“For decades, ionizing radiation has been beneficial to human beings in areas ranging from medical diagnosis and therapy to scientific research to generating electrical power. However, when used in large quantities or in unsafe ways, ionizing radiation can harm living organisms. Care must be taken to properly use equipment and to minimize the potential for unnecessary radiation exposure to individuals or environmental contamination in medical, research, or power generation activities. The health physicist is prominent among scientists charged with controlling the beneficial use of ionizing radiation while protecting workers and the public from potential hazards.”
Something that is normal, that is due neither to anything pathologic nor significant in terms of causing illness. For example, physiologic jaundice is jaundice that is within normal limits.
- Physiologic amenorrhea
The cessation of menstruation for completely normal reasons. The lack of menstruation during pregnancy and lactation are forms of physiologic amenorrhea.
- Physiologic jaundice of the newborn
Yellowish staining of the skin and whites of the newborn’s eyes (sclerae) by pigment of bile (bilirubin). In newborn babies a degree of jaundice is normal. It is due to the breakdown of red blood cells (which release bilirubin into the blood) and to the immaturity of the newborn’s liver (which cannot effectively metabolize the […]
- Physiologic stress test
Although there can be a diversity of physiologic stress tests, this refers here to a physiologic cardiac stress test in which certain medications are administered that stimulate the heart to mimic the physiologic effects of exercise. One of these medications is dobutamine, which is similar to adrenaline. Dobutamine is carefully administered to gradually increase the […]

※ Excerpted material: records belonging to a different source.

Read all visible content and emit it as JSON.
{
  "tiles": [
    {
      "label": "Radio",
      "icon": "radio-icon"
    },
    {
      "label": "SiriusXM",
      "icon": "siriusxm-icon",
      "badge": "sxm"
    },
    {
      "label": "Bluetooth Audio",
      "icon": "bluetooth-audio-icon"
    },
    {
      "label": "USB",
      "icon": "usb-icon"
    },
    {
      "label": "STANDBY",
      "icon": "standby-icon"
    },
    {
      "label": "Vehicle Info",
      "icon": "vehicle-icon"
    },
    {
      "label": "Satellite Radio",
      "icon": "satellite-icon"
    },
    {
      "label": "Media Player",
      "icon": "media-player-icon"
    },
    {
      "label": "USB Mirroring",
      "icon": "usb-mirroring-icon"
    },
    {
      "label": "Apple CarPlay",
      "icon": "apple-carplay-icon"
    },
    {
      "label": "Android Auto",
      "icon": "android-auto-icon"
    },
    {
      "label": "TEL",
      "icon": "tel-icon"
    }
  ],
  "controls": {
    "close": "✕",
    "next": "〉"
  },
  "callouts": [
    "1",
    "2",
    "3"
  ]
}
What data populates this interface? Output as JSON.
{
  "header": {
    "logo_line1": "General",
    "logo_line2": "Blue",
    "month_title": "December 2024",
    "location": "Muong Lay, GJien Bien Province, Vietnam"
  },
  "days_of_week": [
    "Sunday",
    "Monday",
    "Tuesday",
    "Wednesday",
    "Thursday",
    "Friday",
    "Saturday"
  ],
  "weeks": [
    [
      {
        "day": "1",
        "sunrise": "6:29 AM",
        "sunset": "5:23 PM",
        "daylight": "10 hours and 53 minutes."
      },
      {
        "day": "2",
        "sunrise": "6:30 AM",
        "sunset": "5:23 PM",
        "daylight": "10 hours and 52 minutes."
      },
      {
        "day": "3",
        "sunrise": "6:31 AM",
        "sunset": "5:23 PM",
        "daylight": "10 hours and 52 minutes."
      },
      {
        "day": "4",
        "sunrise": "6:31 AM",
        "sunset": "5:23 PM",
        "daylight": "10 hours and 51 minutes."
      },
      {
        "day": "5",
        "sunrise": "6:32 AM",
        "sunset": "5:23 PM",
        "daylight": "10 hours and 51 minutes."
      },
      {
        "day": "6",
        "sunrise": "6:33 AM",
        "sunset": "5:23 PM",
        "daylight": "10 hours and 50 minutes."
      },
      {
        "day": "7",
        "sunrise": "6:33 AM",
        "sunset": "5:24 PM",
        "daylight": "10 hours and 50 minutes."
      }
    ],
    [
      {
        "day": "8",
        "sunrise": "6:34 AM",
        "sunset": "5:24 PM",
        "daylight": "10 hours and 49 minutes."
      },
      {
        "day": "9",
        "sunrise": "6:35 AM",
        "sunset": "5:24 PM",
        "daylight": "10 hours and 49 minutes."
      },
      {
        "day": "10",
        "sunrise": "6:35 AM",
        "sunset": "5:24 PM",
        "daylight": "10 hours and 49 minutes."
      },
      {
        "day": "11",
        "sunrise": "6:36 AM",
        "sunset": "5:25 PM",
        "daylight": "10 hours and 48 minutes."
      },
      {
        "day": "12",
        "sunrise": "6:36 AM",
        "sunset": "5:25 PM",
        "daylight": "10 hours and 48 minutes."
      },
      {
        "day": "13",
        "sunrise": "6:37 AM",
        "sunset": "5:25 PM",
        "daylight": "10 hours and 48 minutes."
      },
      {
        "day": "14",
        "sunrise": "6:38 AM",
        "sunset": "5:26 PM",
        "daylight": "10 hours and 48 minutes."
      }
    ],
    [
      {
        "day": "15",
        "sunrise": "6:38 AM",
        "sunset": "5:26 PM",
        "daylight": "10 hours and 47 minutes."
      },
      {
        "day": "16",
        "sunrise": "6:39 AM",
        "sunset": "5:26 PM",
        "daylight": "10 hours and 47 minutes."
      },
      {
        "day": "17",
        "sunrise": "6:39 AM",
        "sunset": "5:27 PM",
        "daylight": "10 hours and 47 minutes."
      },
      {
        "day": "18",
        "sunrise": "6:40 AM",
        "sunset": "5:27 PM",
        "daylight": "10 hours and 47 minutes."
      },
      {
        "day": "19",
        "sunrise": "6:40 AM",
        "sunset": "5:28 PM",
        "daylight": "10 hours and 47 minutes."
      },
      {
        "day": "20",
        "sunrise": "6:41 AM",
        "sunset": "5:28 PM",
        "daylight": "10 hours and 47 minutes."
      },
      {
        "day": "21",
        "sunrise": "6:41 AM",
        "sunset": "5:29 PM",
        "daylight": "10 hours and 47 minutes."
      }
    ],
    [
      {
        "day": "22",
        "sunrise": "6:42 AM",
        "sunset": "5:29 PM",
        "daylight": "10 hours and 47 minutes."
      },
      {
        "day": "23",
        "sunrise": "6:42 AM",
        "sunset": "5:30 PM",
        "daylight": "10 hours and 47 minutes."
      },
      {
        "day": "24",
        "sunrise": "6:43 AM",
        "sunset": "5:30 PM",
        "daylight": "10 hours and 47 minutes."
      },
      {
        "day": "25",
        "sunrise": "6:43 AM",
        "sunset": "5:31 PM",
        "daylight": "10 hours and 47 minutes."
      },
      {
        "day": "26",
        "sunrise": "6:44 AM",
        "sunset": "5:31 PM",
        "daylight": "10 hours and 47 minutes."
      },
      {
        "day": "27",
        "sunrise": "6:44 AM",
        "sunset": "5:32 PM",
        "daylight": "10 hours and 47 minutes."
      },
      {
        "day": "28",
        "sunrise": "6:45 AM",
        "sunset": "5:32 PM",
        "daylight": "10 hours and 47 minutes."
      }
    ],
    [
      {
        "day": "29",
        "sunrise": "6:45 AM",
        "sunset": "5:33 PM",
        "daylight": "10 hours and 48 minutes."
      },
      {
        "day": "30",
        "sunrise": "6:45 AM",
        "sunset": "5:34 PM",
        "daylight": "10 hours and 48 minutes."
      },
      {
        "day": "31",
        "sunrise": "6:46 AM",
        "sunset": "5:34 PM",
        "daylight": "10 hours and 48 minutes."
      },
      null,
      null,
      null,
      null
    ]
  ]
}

The study of how living organisms function, including such processes as nutrition, movement, and reproduction.